“John’s vision is clear, and the Xerox team will not only realize its commitment to shareholders, customers and partners, but will continue to do so in pursuit of John’s legacy,” said Bandrosack. Stated in a statement.
Prior to taking the top spot at Xerox, Visentin was immersed in the world of technology and business. He was an advisor to the chairman of the automation company Exela Technologies and an operating partner of the private equity company Advent International. ..
After joining Xerox, Vicentin sought to expand the company’s offerings. For years, Xerox has been known as the hub of office technology, especially Xerox copiers, or Xerox machines, which are ubiquitous and bulky products that have commercialized the process of making copies of photographs on paper.
In a statement, Xerox Chairman of the Board, James Nelson, said Vicentin paid more attention to “digital and IT services, financial services, and disruptive technology.”
Under the direction of Mr. Vicentin, the company also tried to expand into 3D printing.
Prior to being elected CEO in 2018, Xerox canceled the merger agreement with Fujifilm in Japan after reaching an agreement between shareholder activist and another major investor.
In November 2019, Xerox made a takeover offer to HP, which is synonymous with printers, and sought to integrate the two companies to reduce costs.
The merger was supported by Visentin, who appears to believe that the industry needs some integration to appease shareholders concerned about the accelerating decline of the traditional printing business.
Transactions deteriorated after HP discovered that cash and stock offers from Xerox undervalued the company. Later that month, it officially declined the takeover offer, damaging Mr. Vicentin’s business plans.

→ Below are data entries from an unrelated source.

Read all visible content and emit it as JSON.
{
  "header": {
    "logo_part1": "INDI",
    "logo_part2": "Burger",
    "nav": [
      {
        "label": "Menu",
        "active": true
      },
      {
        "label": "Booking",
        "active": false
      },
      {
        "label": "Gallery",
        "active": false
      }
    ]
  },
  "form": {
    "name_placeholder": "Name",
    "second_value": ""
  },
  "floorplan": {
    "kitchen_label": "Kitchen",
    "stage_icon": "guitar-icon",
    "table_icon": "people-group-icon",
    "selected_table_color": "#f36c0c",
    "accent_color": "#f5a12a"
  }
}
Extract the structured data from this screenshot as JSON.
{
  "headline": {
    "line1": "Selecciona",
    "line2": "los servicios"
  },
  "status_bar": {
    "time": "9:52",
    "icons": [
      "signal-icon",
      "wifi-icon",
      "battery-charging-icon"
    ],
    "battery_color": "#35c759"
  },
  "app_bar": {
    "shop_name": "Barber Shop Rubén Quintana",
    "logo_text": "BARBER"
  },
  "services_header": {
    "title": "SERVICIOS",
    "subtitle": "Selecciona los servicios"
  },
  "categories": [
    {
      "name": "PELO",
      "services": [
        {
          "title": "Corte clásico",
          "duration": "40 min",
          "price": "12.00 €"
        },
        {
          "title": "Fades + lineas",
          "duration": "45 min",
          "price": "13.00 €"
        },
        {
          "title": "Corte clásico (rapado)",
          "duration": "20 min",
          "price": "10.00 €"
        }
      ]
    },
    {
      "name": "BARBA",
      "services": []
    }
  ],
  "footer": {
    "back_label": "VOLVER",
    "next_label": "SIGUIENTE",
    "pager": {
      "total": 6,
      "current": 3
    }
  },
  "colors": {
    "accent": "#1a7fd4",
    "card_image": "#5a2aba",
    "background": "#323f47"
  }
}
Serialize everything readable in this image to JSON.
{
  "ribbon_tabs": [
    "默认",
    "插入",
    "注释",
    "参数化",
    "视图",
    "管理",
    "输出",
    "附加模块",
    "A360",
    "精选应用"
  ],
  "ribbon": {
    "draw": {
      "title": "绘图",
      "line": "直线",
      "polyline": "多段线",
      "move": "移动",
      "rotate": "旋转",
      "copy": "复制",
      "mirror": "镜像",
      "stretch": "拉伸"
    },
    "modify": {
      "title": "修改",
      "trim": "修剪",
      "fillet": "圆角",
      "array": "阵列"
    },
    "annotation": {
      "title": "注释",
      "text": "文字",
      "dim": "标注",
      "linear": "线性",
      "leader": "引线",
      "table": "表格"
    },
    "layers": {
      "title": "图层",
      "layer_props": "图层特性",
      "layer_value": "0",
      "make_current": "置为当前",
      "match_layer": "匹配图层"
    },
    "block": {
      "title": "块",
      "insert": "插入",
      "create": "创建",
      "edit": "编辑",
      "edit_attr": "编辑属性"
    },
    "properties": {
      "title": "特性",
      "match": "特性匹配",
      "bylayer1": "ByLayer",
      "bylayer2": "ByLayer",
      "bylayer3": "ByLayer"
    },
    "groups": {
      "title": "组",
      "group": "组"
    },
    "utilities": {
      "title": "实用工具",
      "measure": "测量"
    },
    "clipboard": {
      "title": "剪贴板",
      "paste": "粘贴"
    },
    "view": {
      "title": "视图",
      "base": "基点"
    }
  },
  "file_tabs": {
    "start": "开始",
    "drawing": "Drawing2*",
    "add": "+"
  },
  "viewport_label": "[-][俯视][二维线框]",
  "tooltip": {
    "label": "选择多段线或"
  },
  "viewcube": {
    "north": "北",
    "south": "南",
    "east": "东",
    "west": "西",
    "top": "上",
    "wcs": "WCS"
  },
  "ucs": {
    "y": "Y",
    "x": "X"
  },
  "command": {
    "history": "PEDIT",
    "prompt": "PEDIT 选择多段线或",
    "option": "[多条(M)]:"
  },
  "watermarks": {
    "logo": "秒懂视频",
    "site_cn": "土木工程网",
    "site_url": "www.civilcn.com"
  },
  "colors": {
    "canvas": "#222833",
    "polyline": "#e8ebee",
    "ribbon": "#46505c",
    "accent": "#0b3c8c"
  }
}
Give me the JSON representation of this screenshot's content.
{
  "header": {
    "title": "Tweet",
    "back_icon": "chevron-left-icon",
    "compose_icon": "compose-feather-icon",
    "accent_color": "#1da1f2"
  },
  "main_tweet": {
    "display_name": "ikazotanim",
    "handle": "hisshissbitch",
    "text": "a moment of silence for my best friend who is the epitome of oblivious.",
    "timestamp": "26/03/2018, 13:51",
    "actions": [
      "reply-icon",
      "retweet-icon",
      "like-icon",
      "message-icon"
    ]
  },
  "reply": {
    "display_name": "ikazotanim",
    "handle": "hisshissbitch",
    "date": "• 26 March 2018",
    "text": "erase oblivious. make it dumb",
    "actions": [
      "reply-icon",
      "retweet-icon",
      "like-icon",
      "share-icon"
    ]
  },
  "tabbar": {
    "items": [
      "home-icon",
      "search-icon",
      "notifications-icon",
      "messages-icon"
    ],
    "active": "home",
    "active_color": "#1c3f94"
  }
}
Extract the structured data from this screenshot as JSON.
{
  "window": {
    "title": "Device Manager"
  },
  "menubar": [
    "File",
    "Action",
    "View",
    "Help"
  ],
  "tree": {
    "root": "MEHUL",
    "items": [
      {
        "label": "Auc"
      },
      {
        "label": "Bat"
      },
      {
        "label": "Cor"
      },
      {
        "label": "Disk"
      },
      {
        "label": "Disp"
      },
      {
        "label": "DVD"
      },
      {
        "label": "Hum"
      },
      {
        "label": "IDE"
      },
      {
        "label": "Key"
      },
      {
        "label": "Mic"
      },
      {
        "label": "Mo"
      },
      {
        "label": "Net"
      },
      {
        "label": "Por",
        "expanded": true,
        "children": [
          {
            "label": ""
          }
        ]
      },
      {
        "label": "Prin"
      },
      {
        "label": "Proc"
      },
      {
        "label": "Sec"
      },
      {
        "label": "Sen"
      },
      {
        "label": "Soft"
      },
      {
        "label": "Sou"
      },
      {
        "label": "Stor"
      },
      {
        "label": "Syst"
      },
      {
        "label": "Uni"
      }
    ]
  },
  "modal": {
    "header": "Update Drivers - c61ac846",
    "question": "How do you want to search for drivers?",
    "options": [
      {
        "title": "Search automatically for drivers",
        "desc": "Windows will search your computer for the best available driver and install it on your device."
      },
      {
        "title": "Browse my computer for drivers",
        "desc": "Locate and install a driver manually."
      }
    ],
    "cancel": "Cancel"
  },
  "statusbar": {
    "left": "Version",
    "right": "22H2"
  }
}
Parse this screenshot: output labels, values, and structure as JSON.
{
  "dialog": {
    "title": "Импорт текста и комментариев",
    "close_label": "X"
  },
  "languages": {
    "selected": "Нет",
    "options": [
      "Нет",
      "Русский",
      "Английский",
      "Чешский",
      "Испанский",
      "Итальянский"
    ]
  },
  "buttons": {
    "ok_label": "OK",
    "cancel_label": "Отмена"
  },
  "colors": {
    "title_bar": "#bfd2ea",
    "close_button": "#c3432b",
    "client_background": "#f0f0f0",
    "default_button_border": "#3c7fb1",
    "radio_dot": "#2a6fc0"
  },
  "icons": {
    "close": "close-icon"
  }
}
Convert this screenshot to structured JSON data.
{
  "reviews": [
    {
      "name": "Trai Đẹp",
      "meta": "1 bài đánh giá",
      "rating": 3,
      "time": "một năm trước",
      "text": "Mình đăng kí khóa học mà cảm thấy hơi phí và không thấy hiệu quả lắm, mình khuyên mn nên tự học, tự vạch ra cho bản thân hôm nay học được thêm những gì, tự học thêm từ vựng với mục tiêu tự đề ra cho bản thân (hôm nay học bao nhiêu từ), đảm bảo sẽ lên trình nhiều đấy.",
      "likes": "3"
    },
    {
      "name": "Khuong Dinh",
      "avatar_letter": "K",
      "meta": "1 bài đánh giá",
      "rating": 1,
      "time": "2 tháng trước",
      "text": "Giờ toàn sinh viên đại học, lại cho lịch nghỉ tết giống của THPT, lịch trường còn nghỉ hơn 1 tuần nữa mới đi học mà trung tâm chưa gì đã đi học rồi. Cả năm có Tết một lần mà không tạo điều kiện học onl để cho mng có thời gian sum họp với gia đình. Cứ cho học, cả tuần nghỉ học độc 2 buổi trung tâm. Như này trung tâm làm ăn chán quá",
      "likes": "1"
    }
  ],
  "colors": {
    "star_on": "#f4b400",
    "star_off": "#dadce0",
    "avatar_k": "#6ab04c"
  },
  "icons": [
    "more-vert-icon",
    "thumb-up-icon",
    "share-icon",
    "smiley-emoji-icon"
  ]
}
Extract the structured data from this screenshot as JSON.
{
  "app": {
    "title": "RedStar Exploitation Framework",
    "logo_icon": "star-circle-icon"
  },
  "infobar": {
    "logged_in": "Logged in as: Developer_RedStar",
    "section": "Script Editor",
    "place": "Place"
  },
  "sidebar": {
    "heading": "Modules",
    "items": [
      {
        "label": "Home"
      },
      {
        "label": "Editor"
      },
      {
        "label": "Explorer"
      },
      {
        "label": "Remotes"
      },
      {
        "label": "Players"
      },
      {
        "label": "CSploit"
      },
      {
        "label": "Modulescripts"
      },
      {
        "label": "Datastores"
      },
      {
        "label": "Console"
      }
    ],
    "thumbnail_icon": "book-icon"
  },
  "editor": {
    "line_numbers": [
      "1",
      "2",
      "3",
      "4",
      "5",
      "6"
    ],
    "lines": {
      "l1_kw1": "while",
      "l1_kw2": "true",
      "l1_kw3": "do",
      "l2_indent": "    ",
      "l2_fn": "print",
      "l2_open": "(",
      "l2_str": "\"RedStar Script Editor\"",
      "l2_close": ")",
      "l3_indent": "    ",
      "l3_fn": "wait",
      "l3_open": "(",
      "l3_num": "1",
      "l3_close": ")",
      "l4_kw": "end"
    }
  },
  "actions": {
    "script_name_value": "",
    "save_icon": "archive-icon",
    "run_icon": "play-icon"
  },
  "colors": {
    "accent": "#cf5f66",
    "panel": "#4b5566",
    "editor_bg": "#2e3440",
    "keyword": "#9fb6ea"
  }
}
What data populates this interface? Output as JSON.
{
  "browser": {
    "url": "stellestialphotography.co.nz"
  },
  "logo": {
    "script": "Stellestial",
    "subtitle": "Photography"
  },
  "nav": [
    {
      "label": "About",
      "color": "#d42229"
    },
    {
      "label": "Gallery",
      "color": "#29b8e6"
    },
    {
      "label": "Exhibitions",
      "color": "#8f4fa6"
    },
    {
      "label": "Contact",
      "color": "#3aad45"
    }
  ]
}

Visentin, a graduate of Concordia University in Montreal, said he started his career at IBM. LinkedIn profile. He worked there for over 20 years before moving to HP. From 2013 to 2017, he was Chief Executive Officer of Novitex Enterprise Solutions. The company’s background states..
In that statement, Xerox described Visentin as a leader who “navigated the company over unprecedented times and challenges.”
He is survived by his wife and five daughters.
Jesus Jimenez Report that contributed.